REPORTABLE IN THE SUPREME COURT OF INDIA CIVIL APPELLATE JURISDICTION CIVIL APPEAL NO. 329 OF 2005 UNION OF INDIA & ORS. .…APPELLANTS VERSUS M/S. CIPLA LTD. & ANR. .…RESPONDENTS WITH CIVIL APPEAL NO. 4005 OF 2004 UNION OF INDIA & ORS. ….APPELLANTS VERSUS M/S. MARTIN & HARRIS LABORATORIES LTD. & ANR. ….RESPONDENTS WITH CIVIL APPEAL… Read More Drugs (Prices Control) Order, 1995= there are about 250 large units and about 8000 small scale units in operation. These units produce about 350 bulk drugs, and as we have mentioned above more than 2000 formulations. The Drug Policy, 1994 also mentions that the production of bulk drugs in 1993-94 is in the region of Rs.1320 crores and for the same period the production of formulations is in the region of Rs. 6900 crores. In other words, not only is the drug industry in the country extremely large with heavy financial stakes but there is lot at stake in it not only for the industry but also for the consumers. For this reason, the Courts have to extremely cautious in interfering in any manner whatsoever with the working of the drug industry. Any interference by the Courts would have wide ranging repercussions not only in commercial terms but also for the people of the country.- Whether the notification dated 13th July, 1999 issued by the Central Government under Paragraph 7 of the Drugs (Prices Control) Order, 1995 prescribing the norms for conversion cost, packing charges and process loss of raw materials (other than packing materials in conversion) and packing and process loss of packing materials in packaging was issued mechanically and without any application of mind or is it valid in law? Our answer to this is that the notification is valid and that the notification was not issued mechanically or without any application of mind. Whether the notifications dated 12th July, 2000, 12th July, 2001, 12th July, 2002 and 11th July, 2003 issued by the Central Government under Paragraph 7 of the Drugs (Prices Control) Order, 1995 re-notifying the norms prescribed on 13th July, 1999 were issued mechanically, without any application of mind and without re-determining the norms every year as required by the Drugs (Prices Control) Order, 1995 and are they valid in law? Our answer is that the notifications are valid and were not issued mechanically or without any application of mind and that it was not necessary to re-determine the norms every year.
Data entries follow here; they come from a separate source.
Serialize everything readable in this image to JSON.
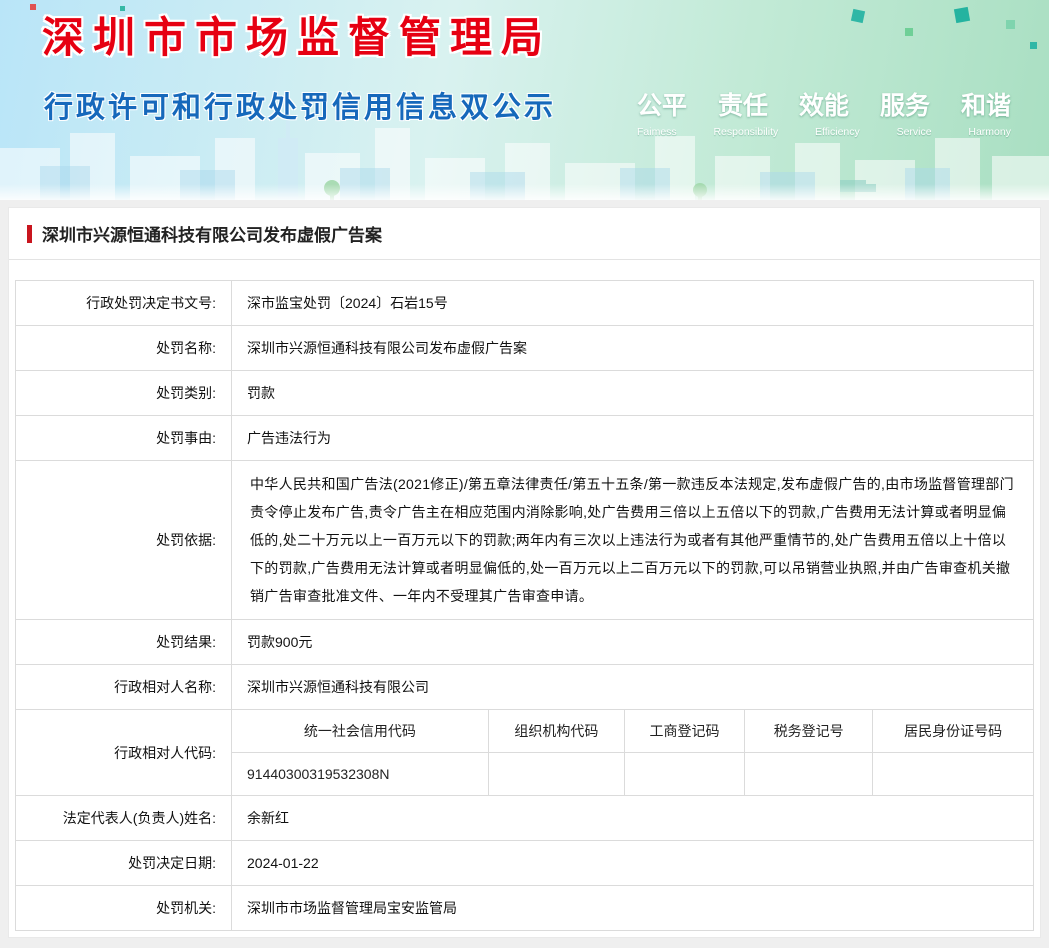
{
  "colors": {
    "title_red": "#e60012",
    "subtitle_blue": "#1668bb",
    "accent_bar_red": "#c9151e",
    "banner_teal": "#2fb7a6"
  },
  "header": {
    "org_name": "深圳市市场监督管理局",
    "subtitle": "行政许可和行政处罚信用信息双公示",
    "slogan_cn": [
      "公平",
      "责任",
      "效能",
      "服务",
      "和谐"
    ],
    "slogan_en": [
      "Faimess",
      "Responsibility",
      "Efficiency",
      "Service",
      "Harmony"
    ]
  },
  "page_title": "深圳市兴源恒通科技有限公司发布虚假广告案",
  "record": {
    "rows": [
      {
        "label": "行政处罚决定书文号:",
        "value": "深市监宝处罚〔2024〕石岩15号"
      },
      {
        "label": "处罚名称:",
        "value": "深圳市兴源恒通科技有限公司发布虚假广告案"
      },
      {
        "label": "处罚类别:",
        "value": "罚款"
      },
      {
        "label": "处罚事由:",
        "value": "广告违法行为"
      },
      {
        "label": "处罚依据:",
        "value": "中华人民共和国广告法(2021修正)/第五章法律责任/第五十五条/第一款违反本法规定,发布虚假广告的,由市场监督管理部门责令停止发布广告,责令广告主在相应范围内消除影响,处广告费用三倍以上五倍以下的罚款,广告费用无法计算或者明显偏低的,处二十万元以上一百万元以下的罚款;两年内有三次以上违法行为或者有其他严重情节的,处广告费用五倍以上十倍以下的罚款,广告费用无法计算或者明显偏低的,处一百万元以上二百万元以下的罚款,可以吊销营业执照,并由广告审查机关撤销广告审查批准文件、一年内不受理其广告审查申请。"
      },
      {
        "label": "处罚结果:",
        "value": "罚款900元"
      },
      {
        "label": "行政相对人名称:",
        "value": "深圳市兴源恒通科技有限公司"
      }
    ],
    "codes": {
      "label": "行政相对人代码:",
      "columns": [
        "统一社会信用代码",
        "组织机构代码",
        "工商登记码",
        "税务登记号",
        "居民身份证号码"
      ],
      "values": [
        "91440300319532308N",
        "",
        "",
        "",
        ""
      ]
    },
    "rows_after": [
      {
        "label": "法定代表人(负责人)姓名:",
        "value": "余新红"
      },
      {
        "label": "处罚决定日期:",
        "value": "2024-01-22"
      },
      {
        "label": "处罚机关:",
        "value": "深圳市市场监督管理局宝安监管局"
      }
    ]
  }
}
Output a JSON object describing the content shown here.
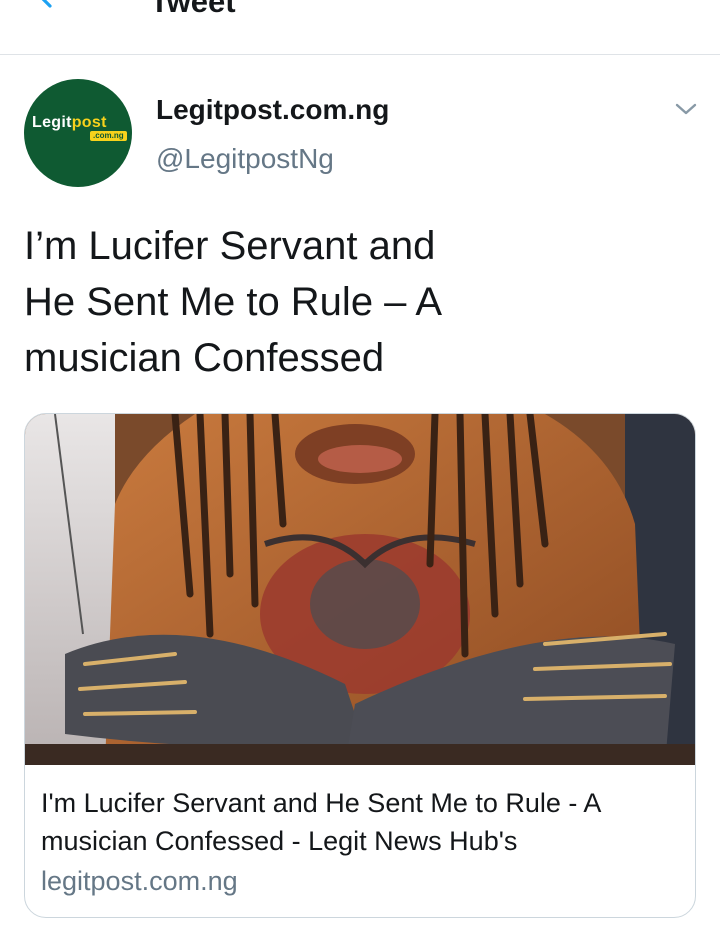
{
  "header": {
    "title": "Tweet"
  },
  "tweet": {
    "author": {
      "name": "Legitpost.com.ng",
      "handle": "@LegitpostNg",
      "avatar": {
        "logo_main": "Legit",
        "logo_accent": "post",
        "logo_sub": ".com.ng"
      }
    },
    "text_lines": [
      "I’m Lucifer Servant and",
      "He Sent Me to Rule – A",
      "musician Confessed"
    ],
    "card": {
      "title_lines": [
        "I'm Lucifer Servant and He Sent Me to Rule - A",
        "musician Confessed - Legit News Hub's"
      ],
      "domain": "legitpost.com.ng"
    }
  },
  "icons": {
    "back": "arrow-left-icon",
    "caret": "chevron-down-icon"
  },
  "colors": {
    "accent": "#1da1f2",
    "secondary_text": "#657786",
    "primary_text": "#14171a",
    "border": "#ccd6dd",
    "avatar_green": "#0f5a32",
    "avatar_yellow": "#f7d21c"
  }
}
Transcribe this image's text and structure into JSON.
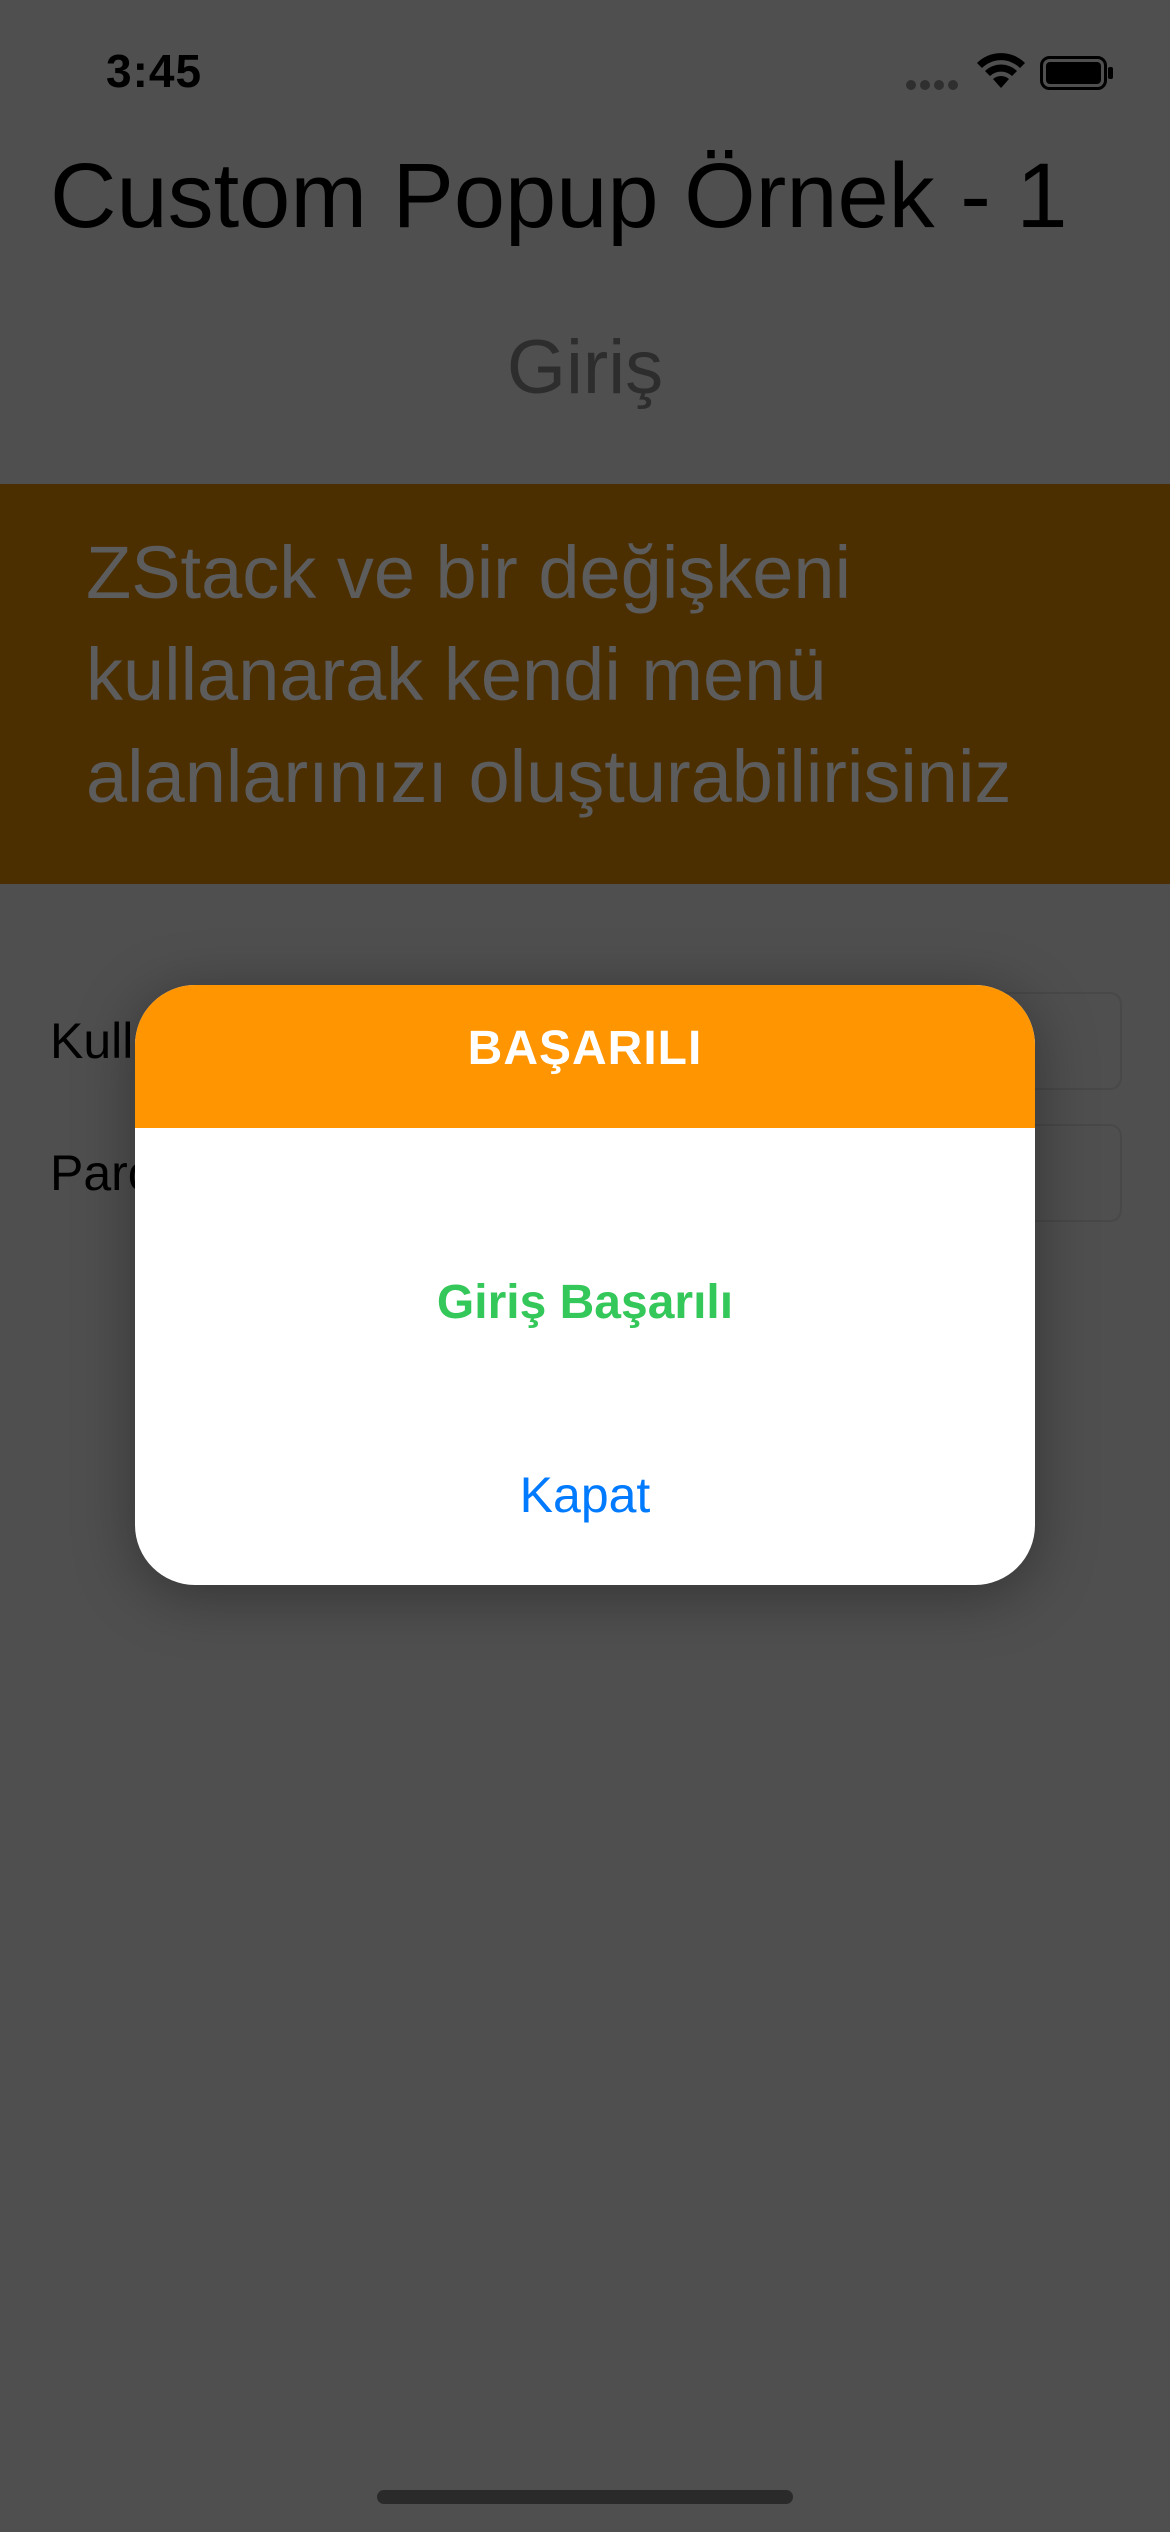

Whether various notifications issued by the Central Government fixing the retail price or ceiling price of formulations under Paragraphs 8 and 9 (as the case may be) of the Drugs (Prices Control) Order, 1995 without determining the norm for cost of packing material as required by Paragraph 7 of the Drugs (Prices Control) Order, 1995 are valid in law? Our answer is in the affirmative. Whether fixing the retail price of a formulation under Paragraph 8 of the Drugs (Prices Control) Order, 1995 without first fixing the sale price of a bulk drug under Paragraph 3 of the Drugs (Prices Control) Order, 1995 utilized in the manufacture of a formulation is valid in law? Our answer is in the affirmative. – 2016 Oct. http://judis.nic.in/supremecourt/imgst.aspx?filename=44262